| TASK STATEMENT |
Please set down each line of the data again, unchanged.

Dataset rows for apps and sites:
┌────────

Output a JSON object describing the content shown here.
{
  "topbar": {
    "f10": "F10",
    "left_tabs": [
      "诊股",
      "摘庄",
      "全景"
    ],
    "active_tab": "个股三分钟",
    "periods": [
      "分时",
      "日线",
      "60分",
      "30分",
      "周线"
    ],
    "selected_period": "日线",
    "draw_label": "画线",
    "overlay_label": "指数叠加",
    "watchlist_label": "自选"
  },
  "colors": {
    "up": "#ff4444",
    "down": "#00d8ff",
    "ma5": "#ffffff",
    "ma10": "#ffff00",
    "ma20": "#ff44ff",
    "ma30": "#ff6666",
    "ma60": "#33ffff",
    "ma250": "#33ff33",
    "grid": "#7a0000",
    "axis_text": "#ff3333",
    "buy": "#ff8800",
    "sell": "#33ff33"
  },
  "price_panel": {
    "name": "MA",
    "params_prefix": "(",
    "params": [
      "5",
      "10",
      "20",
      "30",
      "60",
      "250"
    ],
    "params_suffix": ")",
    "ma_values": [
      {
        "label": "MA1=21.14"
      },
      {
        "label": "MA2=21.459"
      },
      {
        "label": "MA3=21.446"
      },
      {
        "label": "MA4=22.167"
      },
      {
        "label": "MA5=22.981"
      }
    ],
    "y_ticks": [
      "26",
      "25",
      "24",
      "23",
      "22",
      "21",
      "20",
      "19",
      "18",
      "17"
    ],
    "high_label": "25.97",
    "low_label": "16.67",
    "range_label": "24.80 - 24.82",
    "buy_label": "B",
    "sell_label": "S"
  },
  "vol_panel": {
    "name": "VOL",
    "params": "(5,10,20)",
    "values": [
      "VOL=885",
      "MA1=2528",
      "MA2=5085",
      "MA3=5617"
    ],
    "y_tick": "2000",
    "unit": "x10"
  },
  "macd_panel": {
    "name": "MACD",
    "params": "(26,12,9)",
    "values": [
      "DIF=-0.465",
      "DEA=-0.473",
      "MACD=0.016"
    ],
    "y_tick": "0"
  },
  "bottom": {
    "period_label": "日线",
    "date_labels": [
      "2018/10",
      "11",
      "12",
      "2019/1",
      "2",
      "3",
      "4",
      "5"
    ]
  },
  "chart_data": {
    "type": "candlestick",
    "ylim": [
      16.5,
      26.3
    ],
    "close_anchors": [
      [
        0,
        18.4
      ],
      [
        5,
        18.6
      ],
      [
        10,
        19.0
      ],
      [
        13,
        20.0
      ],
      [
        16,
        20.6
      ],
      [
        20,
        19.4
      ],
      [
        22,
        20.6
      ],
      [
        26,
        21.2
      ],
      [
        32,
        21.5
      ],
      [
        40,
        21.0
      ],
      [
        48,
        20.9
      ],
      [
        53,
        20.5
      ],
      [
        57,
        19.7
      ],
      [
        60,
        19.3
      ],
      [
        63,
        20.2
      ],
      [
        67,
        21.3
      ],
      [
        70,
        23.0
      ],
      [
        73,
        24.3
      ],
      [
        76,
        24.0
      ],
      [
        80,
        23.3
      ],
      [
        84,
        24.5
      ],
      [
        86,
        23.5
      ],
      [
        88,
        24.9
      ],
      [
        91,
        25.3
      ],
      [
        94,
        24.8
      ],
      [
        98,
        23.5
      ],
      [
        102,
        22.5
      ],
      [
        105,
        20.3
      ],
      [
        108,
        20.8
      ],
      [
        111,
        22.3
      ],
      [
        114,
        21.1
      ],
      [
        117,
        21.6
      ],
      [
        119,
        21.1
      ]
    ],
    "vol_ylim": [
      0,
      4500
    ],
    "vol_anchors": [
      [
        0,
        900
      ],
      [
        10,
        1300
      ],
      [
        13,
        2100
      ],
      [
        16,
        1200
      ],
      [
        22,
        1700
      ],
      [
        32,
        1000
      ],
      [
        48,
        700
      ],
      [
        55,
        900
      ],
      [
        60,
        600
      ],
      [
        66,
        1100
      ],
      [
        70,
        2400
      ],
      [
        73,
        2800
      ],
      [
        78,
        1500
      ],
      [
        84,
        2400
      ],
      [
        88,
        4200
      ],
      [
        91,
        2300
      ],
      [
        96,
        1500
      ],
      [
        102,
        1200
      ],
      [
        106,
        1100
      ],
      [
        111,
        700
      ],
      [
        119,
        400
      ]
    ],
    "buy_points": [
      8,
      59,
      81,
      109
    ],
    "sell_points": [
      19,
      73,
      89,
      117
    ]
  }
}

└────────

| THE ANSWER |
Output a JSON object describing the content shown here.
{
  "topbar": {
    "f10": "F10",
    "left_tabs": [
      "诊股",
      "摘庄",
      "全景"
    ],
    "active_tab": "个股三分钟",
    "periods": [
      "分时",
      "日线",
      "60分",
      "30分",
      "周线"
    ],
    "selected_period": "日线",
    "draw_label": "画线",
    "overlay_label": "指数叠加",
    "watchlist_label": "自选"
  },
  "colors": {
    "up": "#ff4444",
    "down": "#00d8ff",
    "ma5": "#ffffff",
    "ma10": "#ffff00",
    "ma20": "#ff44ff",
    "ma30": "#ff6666",
    "ma60": "#33ffff",
    "ma250": "#33ff33",
    "grid": "#7a0000",
    "axis_text": "#ff3333",
    "buy": "#ff8800",
    "sell": "#33ff33"
  },
  "price_panel": {
    "name": "MA",
    "params_prefix": "(",
    "params": [
      "5",
      "10",
      "20",
      "30",
      "60",
      "250"
    ],
    "params_suffix": ")",
    "ma_values": [
      {
        "label": "MA1=21.14"
      },
      {
        "label": "MA2=21.459"
      },
      {
        "label": "MA3=21.446"
      },
      {
        "label": "MA4=22.167"
      },
      {
        "label": "MA5=22.981"
      }
    ],
    "y_ticks": [
      "26",
      "25",
      "24",
      "23",
      "22",
      "21",
      "20",
      "19",
      "18",
      "17"
    ],
    "high_label": "25.97",
    "low_label": "16.67",
    "range_label": "24.80 - 24.82",
    "buy_label": "B",
    "sell_label": "S"
  },
  "vol_panel": {
    "name": "VOL",
    "params": "(5,10,20)",
    "values": [
      "VOL=885",
      "MA1=2528",
      "MA2=5085",
      "MA3=5617"
    ],
    "y_tick": "2000",
    "unit": "x10"
  },
  "macd_panel": {
    "name": "MACD",
    "params": "(26,12,9)",
    "values": [
      "DIF=-0.465",
      "DEA=-0.473",
      "MACD=0.016"
    ],
    "y_tick": "0"
  },
  "bottom": {
    "period_label": "日线",
    "date_labels": [
      "2018/10",
      "11",
      "12",
      "2019/1",
      "2",
      "3",
      "4",
      "5"
    ]
  },
  "chart_data": {
    "type": "candlestick",
    "ylim": [
      16.5,
      26.3
    ],
    "close_anchors": [
      [
        0,
        18.4
      ],
      [
        5,
        18.6
      ],
      [
        10,
        19.0
      ],
      [
        13,
        20.0
      ],
      [
        16,
        20.6
      ],
      [
        20,
        19.4
      ],
      [
        22,
        20.6
      ],
      [
        26,
        21.2
      ],
      [
        32,
        21.5
      ],
      [
        40,
        21.0
      ],
      [
        48,
        20.9
      ],
      [
        53,
        20.5
      ],
      [
        57,
        19.7
      ],
      [
        60,
        19.3
      ],
      [
        63,
        20.2
      ],
      [
        67,
        21.3
      ],
      [
        70,
        23.0
      ],
      [
        73,
        24.3
      ],
      [
        76,
        24.0
      ],
      [
        80,
        23.3
      ],
      [
        84,
        24.5
      ],
      [
        86,
        23.5
      ],
      [
        88,
        24.9
      ],
      [
        91,
        25.3
      ],
      [
        94,
        24.8
      ],
      [
        98,
        23.5
      ],
      [
        102,
        22.5
      ],
      [
        105,
        20.3
      ],
      [
        108,
        20.8
      ],
      [
        111,
        22.3
      ],
      [
        114,
        21.1
      ],
      [
        117,
        21.6
      ],
      [
        119,
        21.1
      ]
    ],
    "vol_ylim": [
      0,
      4500
    ],
    "vol_anchors": [
      [
        0,
        900
      ],
      [
        10,
        1300
      ],
      [
        13,
        2100
      ],
      [
        16,
        1200
      ],
      [
        22,
        1700
      ],
      [
        32,
        1000
      ],
      [
        48,
        700
      ],
      [
        55,
        900
      ],
      [
        60,
        600
      ],
      [
        66,
        1100
      ],
      [
        70,
        2400
      ],
      [
        73,
        2800
      ],
      [
        78,
        1500
      ],
      [
        84,
        2400
      ],
      [
        88,
        4200
      ],
      [
        91,
        2300
      ],
      [
        96,
        1500
      ],
      [
        102,
        1200
      ],
      [
        106,
        1100
      ],
      [
        111,
        700
      ],
      [
        119,
        400
      ]
    ],
    "buy_points": [
      8,
      59,
      81,
      109
    ],
    "sell_points": [
      19,
      73,
      89,
      117
    ]
  }
}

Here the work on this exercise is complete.